Dataset rows describing interfaces:
━━━━━━━━
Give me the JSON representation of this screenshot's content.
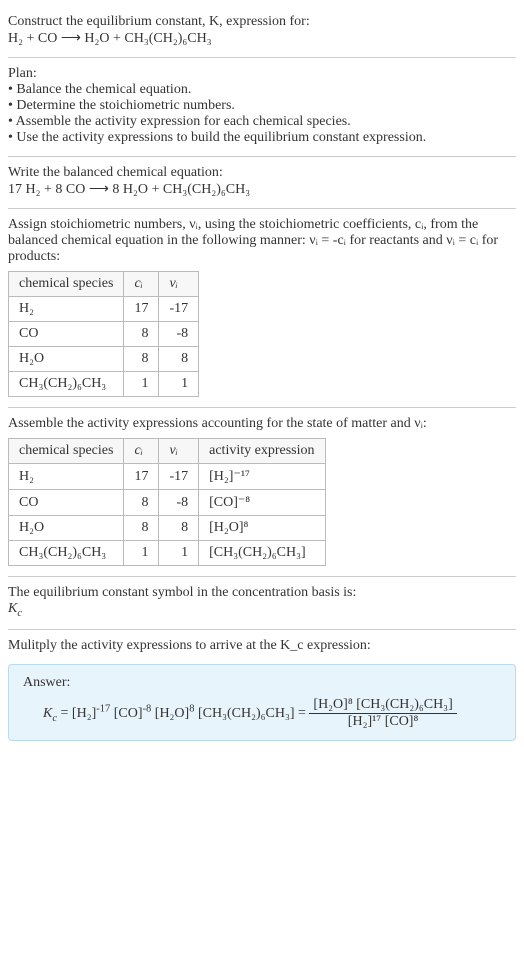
{
  "prompt": {
    "line1": "Construct the equilibrium constant, K, expression for:",
    "equation_unbalanced": "H₂ + CO ⟶ H₂O + CH₃(CH₂)₆CH₃"
  },
  "plan": {
    "heading": "Plan:",
    "items": [
      "• Balance the chemical equation.",
      "• Determine the stoichiometric numbers.",
      "• Assemble the activity expression for each chemical species.",
      "• Use the activity expressions to build the equilibrium constant expression."
    ]
  },
  "balanced": {
    "heading": "Write the balanced chemical equation:",
    "equation": "17 H₂ + 8 CO ⟶ 8 H₂O + CH₃(CH₂)₆CH₃"
  },
  "assign": {
    "text_a": "Assign stoichiometric numbers, νᵢ, using the stoichiometric coefficients, cᵢ, from the balanced chemical equation in the following manner: νᵢ = -cᵢ for reactants and νᵢ = cᵢ for products:"
  },
  "table1": {
    "headers": [
      "chemical species",
      "cᵢ",
      "νᵢ"
    ],
    "rows": [
      [
        "H₂",
        "17",
        "-17"
      ],
      [
        "CO",
        "8",
        "-8"
      ],
      [
        "H₂O",
        "8",
        "8"
      ],
      [
        "CH₃(CH₂)₆CH₃",
        "1",
        "1"
      ]
    ]
  },
  "assemble": {
    "text": "Assemble the activity expressions accounting for the state of matter and νᵢ:"
  },
  "table2": {
    "headers": [
      "chemical species",
      "cᵢ",
      "νᵢ",
      "activity expression"
    ],
    "rows": [
      {
        "sp": "H₂",
        "c": "17",
        "v": "-17",
        "a": "[H₂]⁻¹⁷"
      },
      {
        "sp": "CO",
        "c": "8",
        "v": "-8",
        "a": "[CO]⁻⁸"
      },
      {
        "sp": "H₂O",
        "c": "8",
        "v": "8",
        "a": "[H₂O]⁸"
      },
      {
        "sp": "CH₃(CH₂)₆CH₃",
        "c": "1",
        "v": "1",
        "a": "[CH₃(CH₂)₆CH₃]"
      }
    ]
  },
  "symbol": {
    "line1": "The equilibrium constant symbol in the concentration basis is:",
    "line2": "K_c"
  },
  "multiply": {
    "text": "Mulitply the activity expressions to arrive at the K_c expression:"
  },
  "answer": {
    "label": "Answer:",
    "lhs": "K_c = [H₂]⁻¹⁷ [CO]⁻⁸ [H₂O]⁸ [CH₃(CH₂)₆CH₃] =",
    "frac_num": "[H₂O]⁸ [CH₃(CH₂)₆CH₃]",
    "frac_den": "[H₂]¹⁷ [CO]⁸"
  },
  "chart_data": {
    "type": "table",
    "tables": [
      {
        "title": "Stoichiometric numbers",
        "columns": [
          "chemical species",
          "c_i",
          "ν_i"
        ],
        "rows": [
          [
            "H2",
            17,
            -17
          ],
          [
            "CO",
            8,
            -8
          ],
          [
            "H2O",
            8,
            8
          ],
          [
            "CH3(CH2)6CH3",
            1,
            1
          ]
        ]
      },
      {
        "title": "Activity expressions",
        "columns": [
          "chemical species",
          "c_i",
          "ν_i",
          "activity expression"
        ],
        "rows": [
          [
            "H2",
            17,
            -17,
            "[H2]^-17"
          ],
          [
            "CO",
            8,
            -8,
            "[CO]^-8"
          ],
          [
            "H2O",
            8,
            8,
            "[H2O]^8"
          ],
          [
            "CH3(CH2)6CH3",
            1,
            1,
            "[CH3(CH2)6CH3]"
          ]
        ]
      }
    ],
    "balanced_equation": "17 H2 + 8 CO -> 8 H2O + CH3(CH2)6CH3",
    "Kc_expression": "([H2O]^8 * [CH3(CH2)6CH3]) / ([H2]^17 * [CO]^8)"
  }
}
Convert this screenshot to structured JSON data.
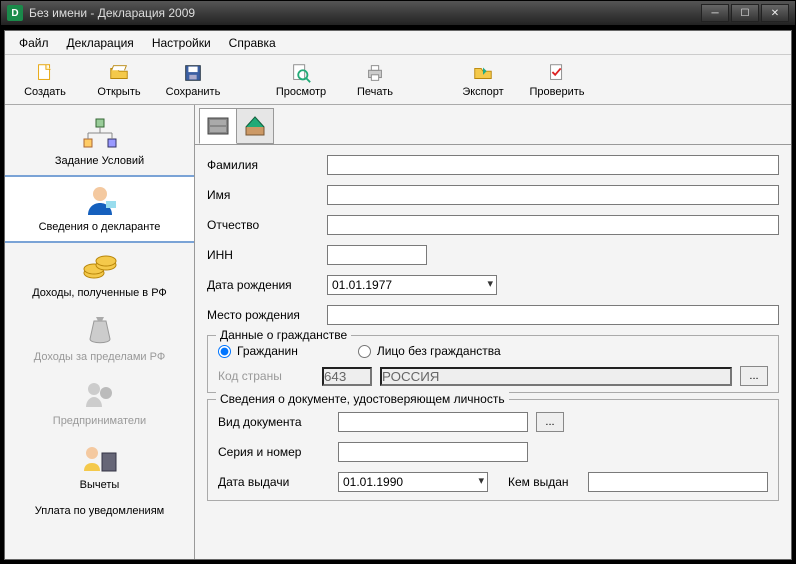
{
  "window": {
    "title": "Без имени - Декларация 2009"
  },
  "menu": {
    "file": "Файл",
    "decl": "Декларация",
    "settings": "Настройки",
    "help": "Справка"
  },
  "toolbar": {
    "create": "Создать",
    "open": "Открыть",
    "save": "Сохранить",
    "preview": "Просмотр",
    "print": "Печать",
    "export": "Экспорт",
    "check": "Проверить"
  },
  "sidebar": {
    "conditions": "Задание Условий",
    "declarant": "Сведения о декларанте",
    "income_rf": "Доходы, полученные в РФ",
    "income_abroad": "Доходы за пределами РФ",
    "entrepreneurs": "Предприниматели",
    "deductions": "Вычеты",
    "notifications": "Уплата по уведомлениям"
  },
  "form": {
    "surname": "Фамилия",
    "name": "Имя",
    "patronymic": "Отчество",
    "inn": "ИНН",
    "dob": "Дата рождения",
    "dob_val": "01.01.1977",
    "pob": "Место рождения",
    "citizenship": {
      "title": "Данные о гражданстве",
      "citizen": "Гражданин",
      "stateless": "Лицо без гражданства",
      "country_code_lbl": "Код страны",
      "country_code": "643",
      "country_name": "РОССИЯ"
    },
    "idoc": {
      "title": "Сведения о документе, удостоверяющем личность",
      "type": "Вид документа",
      "series": "Серия и номер",
      "issue_date_lbl": "Дата выдачи",
      "issue_date": "01.01.1990",
      "issuer": "Кем выдан"
    }
  }
}
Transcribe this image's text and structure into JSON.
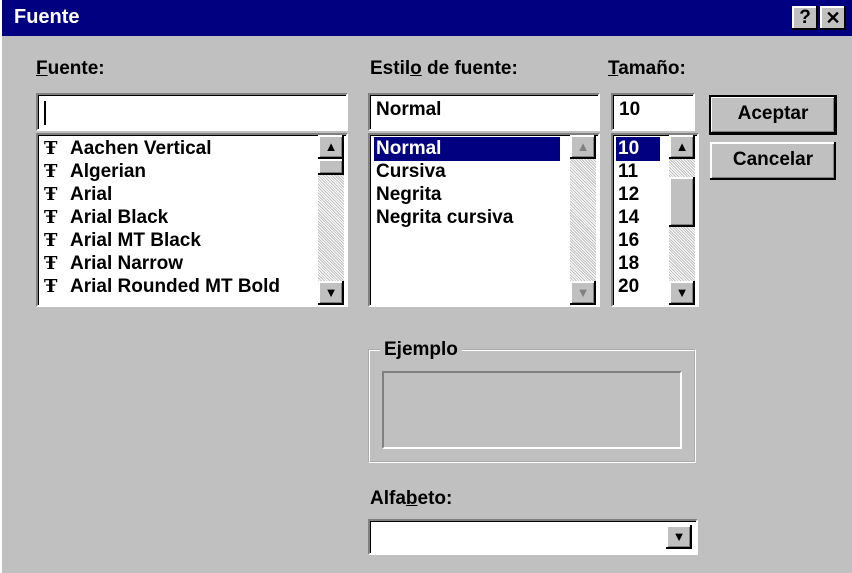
{
  "window": {
    "title": "Fuente",
    "help_label": "?",
    "close_label": "✕"
  },
  "font": {
    "label_first": "F",
    "label_rest": "uente:",
    "value": "",
    "items": [
      "Aachen Vertical",
      "Algerian",
      "Arial",
      "Arial Black",
      "Arial MT Black",
      "Arial Narrow",
      "Arial Rounded MT Bold"
    ]
  },
  "style": {
    "label_pre": "Estil",
    "label_u": "o",
    "label_post": " de fuente:",
    "value": "Normal",
    "items": [
      "Normal",
      "Cursiva",
      "Negrita",
      "Negrita cursiva"
    ],
    "selected": "Normal"
  },
  "size": {
    "label_first": "T",
    "label_rest": "amaño:",
    "value": "10",
    "items": [
      "10",
      "11",
      "12",
      "14",
      "16",
      "18",
      "20"
    ],
    "selected": "10"
  },
  "buttons": {
    "ok": "Aceptar",
    "cancel": "Cancelar"
  },
  "sample": {
    "label": "Ejemplo"
  },
  "charset": {
    "label_pre": "Alfa",
    "label_u": "b",
    "label_post": "eto:",
    "value": ""
  },
  "icons": {
    "font_item": "truetype-icon",
    "up": "scroll-up-icon",
    "down": "scroll-down-icon",
    "dropdown": "dropdown-arrow-icon"
  },
  "colors": {
    "titlebar": "#000080",
    "selection": "#000080",
    "face": "#c0c0c0"
  }
}
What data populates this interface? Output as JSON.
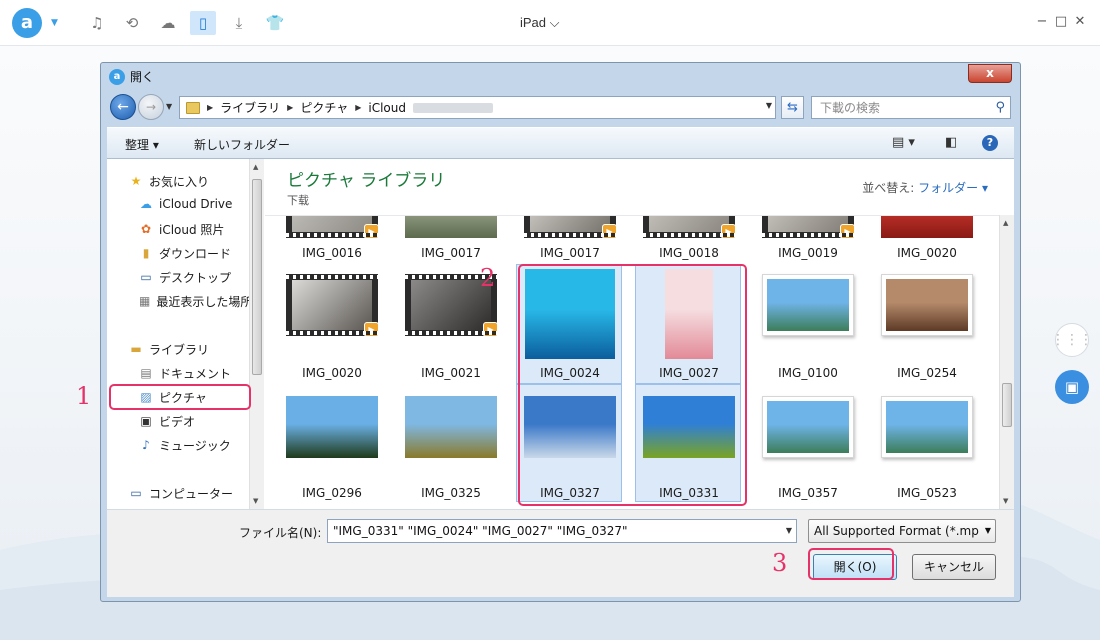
{
  "app": {
    "device": "iPad",
    "device_chevron": "⌵",
    "logo_letter": "a",
    "toolbar": [
      {
        "name": "music-icon",
        "glyph": "♫"
      },
      {
        "name": "history-icon",
        "glyph": "⟲"
      },
      {
        "name": "cloud-icon",
        "glyph": "☁"
      },
      {
        "name": "ipad-icon",
        "glyph": "▯"
      },
      {
        "name": "download-icon",
        "glyph": "⤓"
      },
      {
        "name": "tshirt-icon",
        "glyph": "👕"
      }
    ],
    "window_controls": [
      "−",
      "□",
      "✕"
    ]
  },
  "dialog": {
    "title": "開く",
    "close": "x",
    "breadcrumb": [
      "ライブラリ",
      "ピクチャ",
      "iCloud"
    ],
    "search_placeholder": "下載の検索",
    "commands": {
      "organize": "整理 ▾",
      "new_folder": "新しいフォルダー",
      "help": "?"
    },
    "nav": {
      "favorites": "お気に入り",
      "favorites_items": [
        "iCloud Drive",
        "iCloud 照片",
        "ダウンロード",
        "デスクトップ",
        "最近表示した場所"
      ],
      "libraries": "ライブラリ",
      "library_items": [
        "ドキュメント",
        "ピクチャ",
        "ビデオ",
        "ミュージック"
      ],
      "computer": "コンピューター"
    },
    "library_title": "ピクチャ ライブラリ",
    "library_subtitle": "下载",
    "sort_label": "並べ替え:",
    "sort_value": "フォルダー ▾",
    "files": [
      {
        "label": "IMG_0016",
        "kind": "video",
        "colors": [
          "#c9c7c2",
          "#8d8a84"
        ]
      },
      {
        "label": "IMG_0017",
        "kind": "photo",
        "colors": [
          "#9aa58d",
          "#5d6a4d"
        ]
      },
      {
        "label": "IMG_0017",
        "kind": "video",
        "colors": [
          "#d9d6d1",
          "#75716b"
        ]
      },
      {
        "label": "IMG_0018",
        "kind": "video",
        "colors": [
          "#cfccc6",
          "#8a867f"
        ]
      },
      {
        "label": "IMG_0019",
        "kind": "video",
        "colors": [
          "#d3d0c9",
          "#827e77"
        ]
      },
      {
        "label": "IMG_0020",
        "kind": "photo",
        "colors": [
          "#c5352d",
          "#8a1a14"
        ]
      },
      {
        "label": "IMG_0020",
        "kind": "video",
        "colors": [
          "#dcdad6",
          "#5a5753"
        ]
      },
      {
        "label": "IMG_0021",
        "kind": "video",
        "colors": [
          "#8c8a88",
          "#2d2c2b"
        ]
      },
      {
        "label": "IMG_0024",
        "kind": "photo",
        "colors": [
          "#28b8e8",
          "#0b5e9c"
        ]
      },
      {
        "label": "IMG_0027",
        "kind": "photo",
        "colors": [
          "#f5dde0",
          "#e28a97"
        ]
      },
      {
        "label": "IMG_0100",
        "kind": "photo",
        "colors": [
          "#6fb4e8",
          "#3c7d5a"
        ]
      },
      {
        "label": "IMG_0254",
        "kind": "photo",
        "colors": [
          "#b58a6b",
          "#5d3a26"
        ]
      },
      {
        "label": "IMG_0296",
        "kind": "photo",
        "colors": [
          "#6ab0e6",
          "#1f3a1a"
        ]
      },
      {
        "label": "IMG_0325",
        "kind": "photo",
        "colors": [
          "#7fb8e3",
          "#8a7a2a"
        ]
      },
      {
        "label": "IMG_0327",
        "kind": "photo",
        "colors": [
          "#3a78c8",
          "#c9d8e8"
        ]
      },
      {
        "label": "IMG_0331",
        "kind": "photo",
        "colors": [
          "#2f7fd6",
          "#7aa422"
        ]
      },
      {
        "label": "IMG_0357",
        "kind": "photo",
        "colors": [
          "#6fb4e8",
          "#3c7d5a"
        ]
      },
      {
        "label": "IMG_0523",
        "kind": "photo",
        "colors": [
          "#6fb4e8",
          "#3c7d5a"
        ]
      }
    ],
    "selected": [
      "IMG_0024",
      "IMG_0027",
      "IMG_0327",
      "IMG_0331"
    ],
    "filename_label": "ファイル名(N):",
    "filename_value": "\"IMG_0331\" \"IMG_0024\" \"IMG_0027\" \"IMG_0327\"",
    "format": "All Supported Format (*.mp",
    "open_button": "開く(O)",
    "cancel_button": "キャンセル"
  },
  "annotations": {
    "step1": "1",
    "step2": "2",
    "step3": "3",
    "color": "#e5336a"
  },
  "side_buttons": [
    {
      "name": "grid-icon"
    },
    {
      "name": "toolbox-icon"
    }
  ],
  "colors": {
    "accent": "#3a9fe6",
    "library_title": "#1b7a3a"
  }
}
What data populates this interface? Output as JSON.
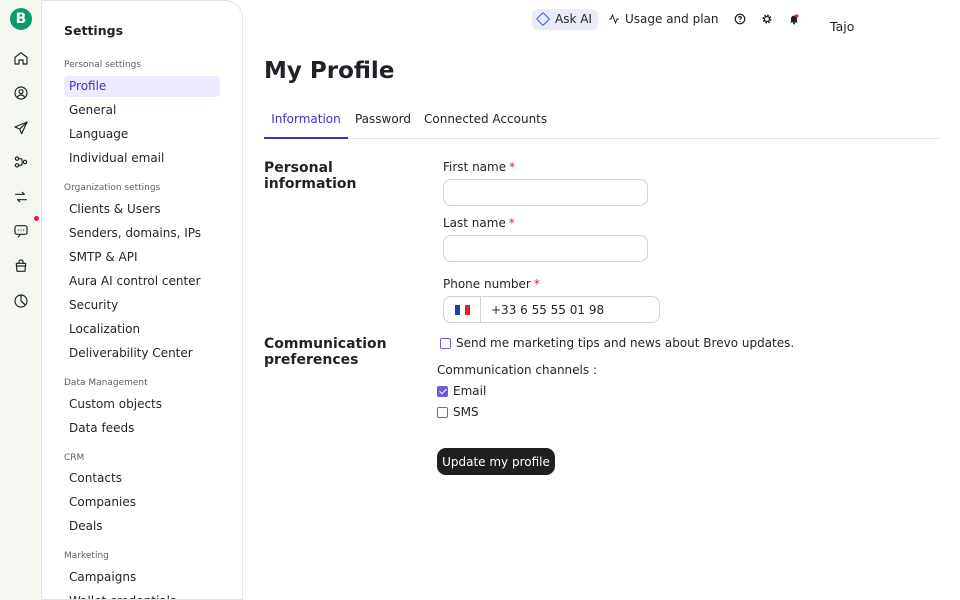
{
  "app": {
    "logo_letter": "B",
    "brand_color": "#0b996e",
    "accent_color": "#3b34c2"
  },
  "rail": {
    "icons": [
      "home-icon",
      "user-circle-icon",
      "send-icon",
      "automation-icon",
      "sync-icon",
      "chat-icon",
      "shopping-bag-icon",
      "pie-chart-icon"
    ]
  },
  "sidebar": {
    "title": "Settings",
    "sections": [
      {
        "label": "Personal settings",
        "items": [
          "Profile",
          "General",
          "Language",
          "Individual email"
        ]
      },
      {
        "label": "Organization settings",
        "items": [
          "Clients & Users",
          "Senders, domains, IPs",
          "SMTP & API",
          "Aura AI control center",
          "Security",
          "Localization",
          "Deliverability Center"
        ]
      },
      {
        "label": "Data Management",
        "items": [
          "Custom objects",
          "Data feeds"
        ]
      },
      {
        "label": "CRM",
        "items": [
          "Contacts",
          "Companies",
          "Deals"
        ]
      },
      {
        "label": "Marketing",
        "items": [
          "Campaigns",
          "Wallet credentials"
        ]
      }
    ],
    "active_item": "Profile"
  },
  "topbar": {
    "ask_ai": "Ask AI",
    "usage": "Usage and plan",
    "user_name": "Tajo"
  },
  "main": {
    "title": "My Profile",
    "tabs": [
      "Information",
      "Password",
      "Connected Accounts"
    ],
    "active_tab": "Information",
    "personal_info": {
      "title": "Personal information",
      "first_name_label": "First name",
      "last_name_label": "Last name",
      "phone_label": "Phone number",
      "required_mark": "*",
      "first_name_value": "",
      "last_name_value": "",
      "phone_value": "+33 6 55 55 01 98",
      "phone_country": "FR"
    },
    "communication": {
      "title": "Communication preferences",
      "marketing_optin_label": "Send me marketing tips and news about Brevo updates.",
      "marketing_optin_checked": false,
      "channels_label": "Communication channels :",
      "channel_email_label": "Email",
      "channel_email_checked": true,
      "channel_sms_label": "SMS",
      "channel_sms_checked": false
    },
    "update_button": "Update my profile"
  }
}
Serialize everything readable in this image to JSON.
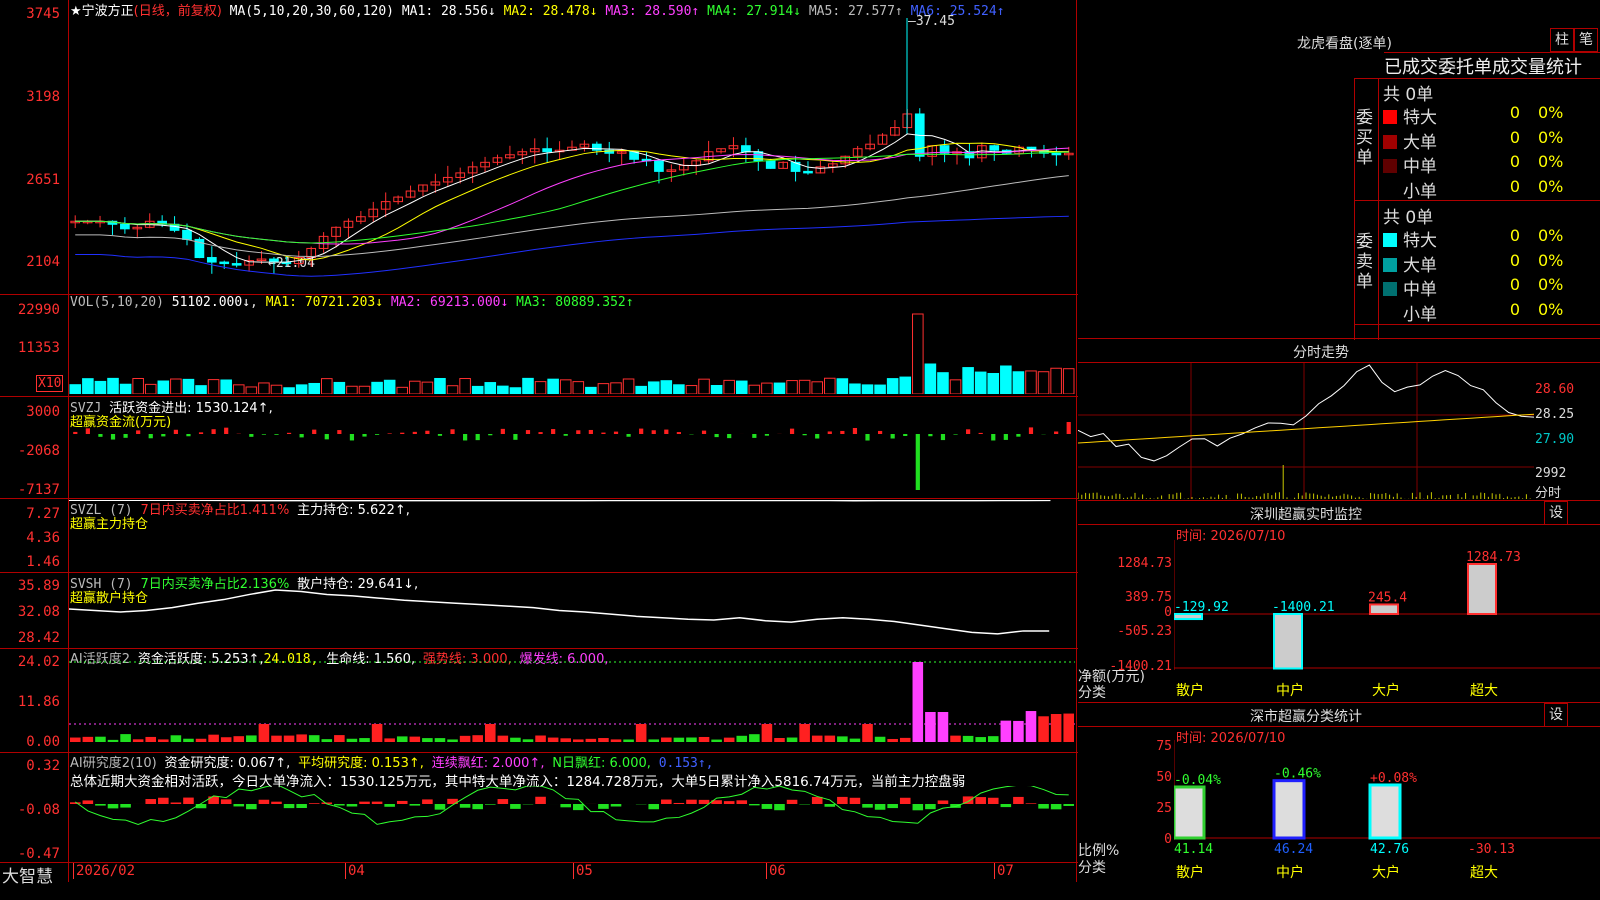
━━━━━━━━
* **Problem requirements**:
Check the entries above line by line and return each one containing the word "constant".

* **Finished task**:
    "line1": "Construct the equilibrium constant, K, expression for:",
      "• Use the activity expressions to build the equilibrium constant expression."
    "line1": "The equilibrium constant symbol in the concentration basis is:",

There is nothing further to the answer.